The wet spring and early summer weather has led to many questions regarding hay quality and the factors beef producers should consider when planning their cow wintering programs.
Determining what feed is available on the farm, what quality of feed is needed throughout the winter and early spring, and identifying where the gaps are in meeting the animal needs is a task that needs to be undertaken soon so that the available resources can be utilized to their best advantage.
There is an excellent fact sheet on the OSU Beef Team web page: http://ohioline.osu.edu/as-fact/0001.html. There are a lot of items to consider as we approach the winter feeding period. The cost to buy supplement has certainly changed over the past few years.
The quality of the hay will vary greatly, depending on the time of year, maturity and weather conditions when the hay was made in addition to how it is stored. While we encourage forage testing as the only real way of knowing the feed value of your hay, very few farmers are following through with this practice.
The few dollars that it costs for a forage sample can save you from over-feeding supplement that may not be needed, or help you determine what supplement is needed when each type of hay is fed.
It is especially important if you are buying hay. The relative feed value versus the dollars per ton of hay should be a major item to consider when purchasing hay.
The primary reason for forage testing is that it helps to predict deficiencies in energy and protein for a particular stage of cow production. Cows can’t eat as much poor quality forage and it is lower in net energy for maintenance.
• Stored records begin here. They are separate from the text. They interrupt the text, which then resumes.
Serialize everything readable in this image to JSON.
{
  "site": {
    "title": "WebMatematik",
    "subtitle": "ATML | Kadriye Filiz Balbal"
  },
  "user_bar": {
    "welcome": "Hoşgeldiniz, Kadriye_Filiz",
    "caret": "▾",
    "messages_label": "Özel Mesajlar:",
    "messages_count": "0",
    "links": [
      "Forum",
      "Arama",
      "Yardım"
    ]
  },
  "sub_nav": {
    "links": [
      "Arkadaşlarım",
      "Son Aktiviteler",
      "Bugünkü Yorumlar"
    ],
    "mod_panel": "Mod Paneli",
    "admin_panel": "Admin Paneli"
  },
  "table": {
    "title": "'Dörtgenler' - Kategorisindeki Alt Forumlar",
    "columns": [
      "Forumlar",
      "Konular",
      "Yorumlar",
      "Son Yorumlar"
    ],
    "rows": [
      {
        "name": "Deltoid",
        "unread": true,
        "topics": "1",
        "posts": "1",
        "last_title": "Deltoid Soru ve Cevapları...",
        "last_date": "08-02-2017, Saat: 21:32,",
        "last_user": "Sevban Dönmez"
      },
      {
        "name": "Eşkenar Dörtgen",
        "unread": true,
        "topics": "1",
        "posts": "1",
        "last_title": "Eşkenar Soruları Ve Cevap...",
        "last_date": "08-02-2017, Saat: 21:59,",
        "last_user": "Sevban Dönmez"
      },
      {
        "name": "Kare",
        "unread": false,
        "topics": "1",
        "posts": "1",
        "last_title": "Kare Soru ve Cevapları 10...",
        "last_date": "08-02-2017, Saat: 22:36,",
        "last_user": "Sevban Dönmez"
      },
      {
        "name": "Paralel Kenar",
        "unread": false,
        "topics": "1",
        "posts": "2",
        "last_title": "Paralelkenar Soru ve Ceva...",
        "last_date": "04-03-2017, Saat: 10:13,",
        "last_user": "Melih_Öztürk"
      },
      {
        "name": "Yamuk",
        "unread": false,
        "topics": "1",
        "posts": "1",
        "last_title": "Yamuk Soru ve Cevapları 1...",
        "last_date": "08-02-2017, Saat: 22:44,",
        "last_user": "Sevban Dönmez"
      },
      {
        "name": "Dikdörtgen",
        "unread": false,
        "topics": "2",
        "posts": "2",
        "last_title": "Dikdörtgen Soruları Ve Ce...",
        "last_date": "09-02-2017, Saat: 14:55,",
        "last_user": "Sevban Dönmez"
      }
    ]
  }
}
Hay that is more than 70 percent NDF (Neutral Detergent Fiber) will not meet energy needs the last eight weeks of gestation or during early lactation. This causes all kinds of production problems, including loss of body condition score, more dystocia, lower milk production and delayed or difficulty rebreeding.
All of these are magnified in first and second calf heifers. The next reason for forage testing is to help in the decision of what hay to feed and when to feed it. Perhaps this is the simplest and most effective step a producer can take.
Many farms have the first cutting hay stored in the barn first and the later cuttings stored closer to the entrance so you tend to feed the last cut first and the first cut last. It would be much more beneficial if we could match the forage quality with nutritional needs of the cow.
For March/April calving cows, the poorest quality hay should be fed first during the winter. After weaning, the cow’s requirements are the lowest.
When grazing can no longer be accomplished, then feed the poorest quality hay, or start supplementing the late stockpiled forages with some of the poor quality hay to extend the time on stockpiled forages, particularly if the stockpiled forages is fescue that tends to hold its quality well into the winter time.
During the coldest months, which is typically right before calving for the majority of producers, the energy requirements for the cows are on the rise. This is also when cold weather adds an extra stress to the cow’s energy needs to maintain body temperature and to warm the water she drinks.
By matching the best quality hay to the time that the cow has the highest need we can minimize the amount of supplement that is needed to maintain the body condition and health of the animals.
The best hay should be saved for late gestation and early lactation (before spring pasture turn-out).
Sorting the animals into groups based on their nutritional needs is another good way to save supplement costs. If a portion of the herd is in significantly better or worse condition than the majority of the herd, then perhaps they need to be managed separately where their feed can be tailored to their needs without adjusting the supplement for the entire herd.
There is no point in wasting supplement on the entire herd to meet the needs of a few cows. You can save supplement costs by pulling out thin cows and feeding them with your replacement heifers, or culling them from the herd if they are continually high maintenance animals.
One option producers rarely consider to improve the digestibility of hay is chopping. Chopping hay allows the cows to eat 25-30 percent more energy. Costs of chopping hay (equipment, labor, etc.) should be compared to costs of purchasing supplemental energy. If the equipment costs are higher than the cost to purchase additional feed then chopping is probably not an option, but if you can come up with some relatively cost effective equipment then it may be an option to consider.
Addressing any potential problems in the winter feeding areas should be taken care of now while the weather is good instead of waiting until the mud is axle deep.
Do you need to add stone to an access road or heavy use pad? How about the area around your winter source of water? A little time addressing these areas now will save you hours of frustration as the rain comes and the temperatures drop.
In summary, take stock of your available feed. Check out your options for supplements. Sharpen your pencil and evaluate the value of your hay based on forage samples and plan for what will be fed when and what supplements will be needed.
Prepare your winter feeding areas before you need them and decide if all of your animals really have a home on your farm for the winter or if it is time for them to go.
(The author is a district conservationist with the USDA Natural Resources Conservation Service.)